## TASK INSTRUCTIONS
From the entries below, extract every line that includes the word "title".

Web page and app entries
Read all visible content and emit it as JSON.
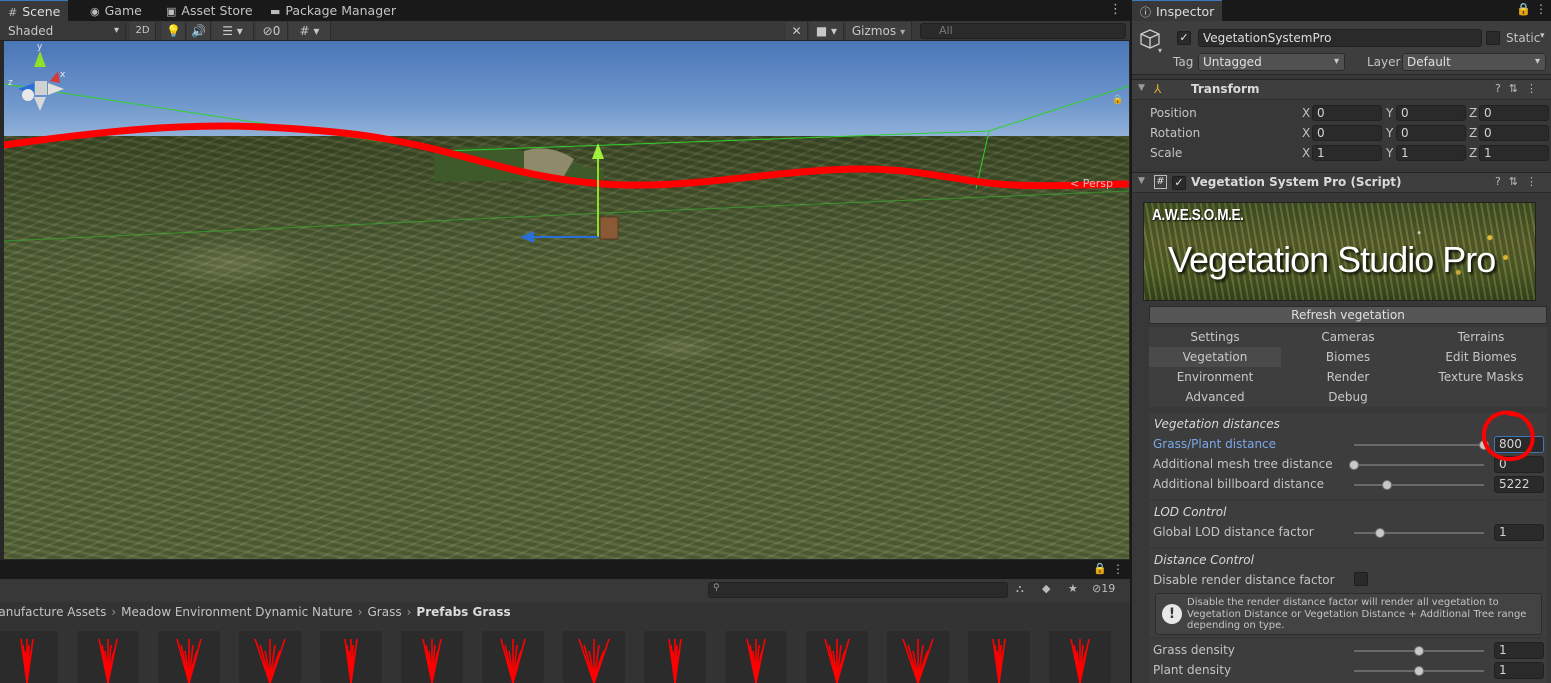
{
  "scene_tabs": {
    "scene": "Scene",
    "game": "Game",
    "asset_store": "Asset Store",
    "package_manager": "Package Manager"
  },
  "scene_toolbar": {
    "shading_mode": "Shaded",
    "mode_2d": "2D",
    "hidden_count": "0",
    "gizmos": "Gizmos",
    "search_placeholder": "All"
  },
  "viewport": {
    "persp_label": "< Persp",
    "gizmo_axes": {
      "x": "x",
      "y": "y",
      "z": "z"
    }
  },
  "project": {
    "hidden_count": "19",
    "breadcrumb": [
      "Manufacture Assets",
      "Meadow Environment Dynamic Nature",
      "Grass",
      "Prefabs Grass"
    ],
    "asset_count": 14
  },
  "inspector": {
    "tab": "Inspector",
    "object_name": "VegetationSystemPro",
    "static_label": "Static",
    "tag_label": "Tag",
    "tag_value": "Untagged",
    "layer_label": "Layer",
    "layer_value": "Default",
    "transform": {
      "title": "Transform",
      "rows": [
        {
          "label": "Position",
          "x": "0",
          "y": "0",
          "z": "0"
        },
        {
          "label": "Rotation",
          "x": "0",
          "y": "0",
          "z": "0"
        },
        {
          "label": "Scale",
          "x": "1",
          "y": "1",
          "z": "1"
        }
      ]
    },
    "script": {
      "title": "Vegetation System Pro (Script)",
      "banner_small": "A.W.E.S.O.M.E.",
      "banner_big": "Vegetation Studio Pro",
      "refresh_button": "Refresh vegetation",
      "menu": [
        [
          "Settings",
          "Cameras",
          "Terrains"
        ],
        [
          "Vegetation",
          "Biomes",
          "Edit Biomes"
        ],
        [
          "Environment",
          "Render",
          "Texture Masks"
        ],
        [
          "Advanced",
          "Debug",
          ""
        ]
      ],
      "selected_menu": "Vegetation"
    },
    "vegetation_distances": {
      "title": "Vegetation distances",
      "rows": [
        {
          "label": "Grass/Plant distance",
          "value": "800",
          "fraction": 1.0
        },
        {
          "label": "Additional mesh tree distance",
          "value": "0",
          "fraction": 0.0
        },
        {
          "label": "Additional billboard distance",
          "value": "5222",
          "fraction": 0.25
        }
      ]
    },
    "lod_control": {
      "title": "LOD Control",
      "rows": [
        {
          "label": "Global LOD distance factor",
          "value": "1",
          "fraction": 0.2
        }
      ]
    },
    "distance_control": {
      "title": "Distance Control",
      "disable_label": "Disable render distance factor",
      "help": "Disable the render distance factor will render all vegetation to Vegetation Distance or Vegetation Distance + Additional Tree range depending on type."
    },
    "density": {
      "rows": [
        {
          "label": "Grass density",
          "value": "1",
          "fraction": 0.5
        },
        {
          "label": "Plant density",
          "value": "1",
          "fraction": 0.5
        }
      ]
    }
  },
  "colors": {
    "annotation_red": "#ff0000",
    "accent_blue": "#3a79bb",
    "highlight_label": "#7ba9e8"
  }
}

## RESPONSE TO THE EXERCISE
      "title": "Transform",
      "title": "Vegetation System Pro (Script)",
      "title": "Vegetation distances",
      "title": "LOD Control",
      "title": "Distance Control",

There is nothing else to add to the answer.